20 May, 2008

Happy Hour Discurso

Today's opining on the public discourse.

The Party of Ridiculous Statements strikes again:

There’s been talk for years that many Bush supporters believe he was literally chosen by God to be president. We don’t hear as much about this lately — God wanted a U.S. president who would screw up everything he touches? — but the notion of divine intervention on behalf of Republicans has been a relatively common sentiment in far-right circles for quite a while.

That said, direct comparisons between Republican candidates and Jesus are still rather unusual. (via mcjoan)

Georgia Republican Party chairwoman Sue Everhart said Saturday that the party’s presumed presidential nominee has a lot in common with Jesus Christ.

“John McCain is kind of like Jesus Christ on the cross,” Everhart said as she began the second day of the state GOP convention. “He never denounced God, either.”

Everhart was praising McCain for never denouncing the United States while he was being tortured as a prisoner of war in Vietnam.

“I’m not trying to compare John McCain to Jesus Christ, I’m looking at the pain that was there,” she said.

Right, of course. She’s not “trying to compare” McCain to Jesus, she’s just says he’s “kind of like Jesus.” The distinction is obvious. And sacrilegious.

Let's have an English lesson, shall we? If you say something's "kind of like" something else, you're comparing the two. For instance, if I said, "Oranges are kind of like apples - they're both fruit," I've just compared apples and oranges, now, haven't I? These people not only need a course in Reality 101, apparently they need remedial English lessons as well.

Speaking of the terminally reality challenged, Faux News thinks it can give lessons in journalism:

This might be one of the greatest Fox News items of all time.

Last night, Karl Rove appeared on Fox News’s “The O’Reilly Factor” to discuss President Bush’s interview with NBC and accusations that the network distorted Bush’s comments. Rove and guest host Laura Ingraham quickly attacked NBC’s ethics:

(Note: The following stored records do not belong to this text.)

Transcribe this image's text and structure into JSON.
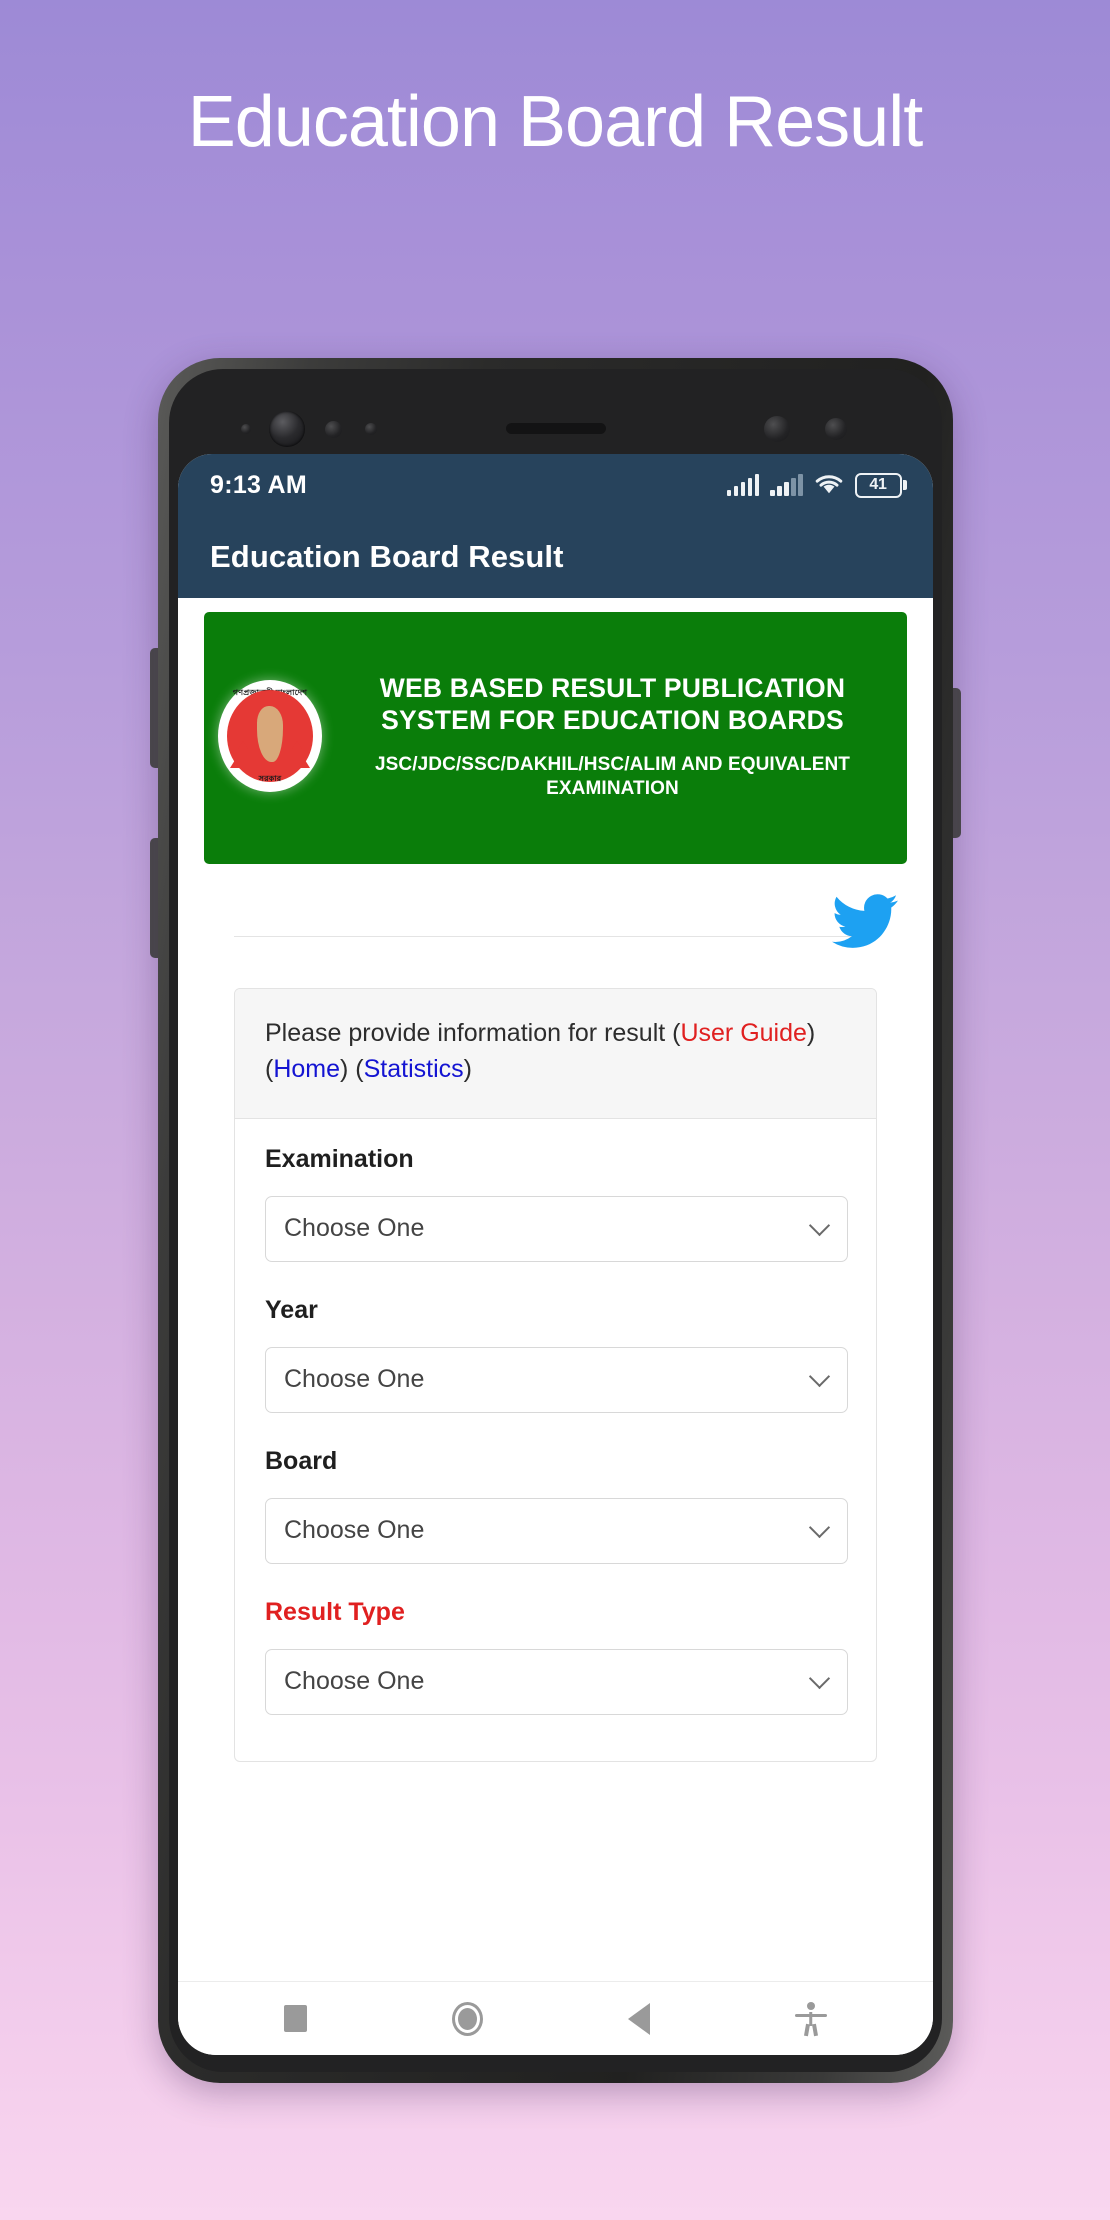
{
  "page": {
    "title": "Education Board Result",
    "background_top": "#9d8ad6",
    "background_bottom": "#f9d6ef"
  },
  "phone": {
    "status_bar": {
      "time": "9:13 AM",
      "battery_level": "41",
      "background": "#27435c",
      "icons": [
        "signal-icon",
        "signal-icon",
        "wifi-icon",
        "battery-icon"
      ]
    },
    "app_bar": {
      "title": "Education Board Result",
      "background": "#27435c"
    },
    "nav_bar": {
      "recents_label": "recents-square-icon",
      "home_label": "home-circle-icon",
      "back_label": "back-triangle-icon",
      "accessibility_label": "accessibility-icon"
    }
  },
  "web": {
    "banner": {
      "background": "#0a7d0a",
      "emblem_top_text": "গণপ্রজাতন্ত্রী  বাংলাদেশ",
      "emblem_bottom_text": "সরকার",
      "headline": "WEB BASED RESULT PUBLICATION SYSTEM FOR EDUCATION BOARDS",
      "subline": "JSC/JDC/SSC/DAKHIL/HSC/ALIM AND EQUIVALENT EXAMINATION"
    },
    "social": {
      "twitter_icon": "twitter-bird-icon",
      "twitter_color": "#1da1f2"
    },
    "notice": {
      "text_before": "Please provide information for result (",
      "user_guide_link": "User Guide",
      "between_1": ") (",
      "home_link": "Home",
      "between_2": ") (",
      "statistics_link": "Statistics",
      "text_after": ")",
      "link_red": "#e02020",
      "link_blue": "#1414d2"
    },
    "form": {
      "fields": [
        {
          "label": "Examination",
          "value": "Choose One",
          "required": false
        },
        {
          "label": "Year",
          "value": "Choose One",
          "required": false
        },
        {
          "label": "Board",
          "value": "Choose One",
          "required": false
        },
        {
          "label": "Result Type",
          "value": "Choose One",
          "required": true
        }
      ]
    }
  }
}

INGRAHAM: Yes, well, Karl, this follows on, you know, on
primary nights, big nights, when you’re with Brit and everybody here. Over at NBC, they have a couple of their, you know, commentator types Matthews and the like, sitting next to Tom Brokaw and Brian Williams. I mean, there is no
line between news and commentary. It’s all blurred.

Rove added that the “journalistic standards of MSNBC, which are really no standards at all,” are now “creep[ing] into NBC.”

Now, on the substance, we’ve already talked about how foolish the charges against NBC are. The report did not distort Bush’s comments, and this manufactured outrage is pretty weak tea.

But more importantly, it’s genuinely comical to hear Fox News personalities accuse anyone of blurring the line “between news and commentary.” That is, after all, the reason Fox News exists.

I mean, really. Consider the context on this one — Laura Ingraham (prominent Republican media personality) was talking to Karl Rove (prominent Republican consultant-turned-media-personality-turned-McCain-advisor) about another network maintaining weak journalistic standards on objectivity and neutrality. Not only were they wrong about the NBC report, but neither Ingraham nor Rove are journalists, neither are objective, neither are neutral, and neither have professional standards.

That's it. I'm now convinced that neocons and their slavering followers don't inhabit the reality we all know and sometimes love. Their brains look into some alternate dimension, where Faux News is journalism, comparing someone to Jesus isn't comparing them to Jesus, and what's really rich, they're going to win in November:

“This is going to be a better year for Republicans than people think,” Boehner spokesman Michael Steel said on Monday. “We hope to pick up seats — that’s the goal.”

If "better year for Republicans than people think" means "We won't lose everything," then yes, it might turn out well. But considering how they've fared so far this election year, all I can say is, "Good fucking luck."

1 comment:

Efrique said...

many Bush supporters believe he was literally chosen by God to be president

Coming up on Fox: Why does God hate America?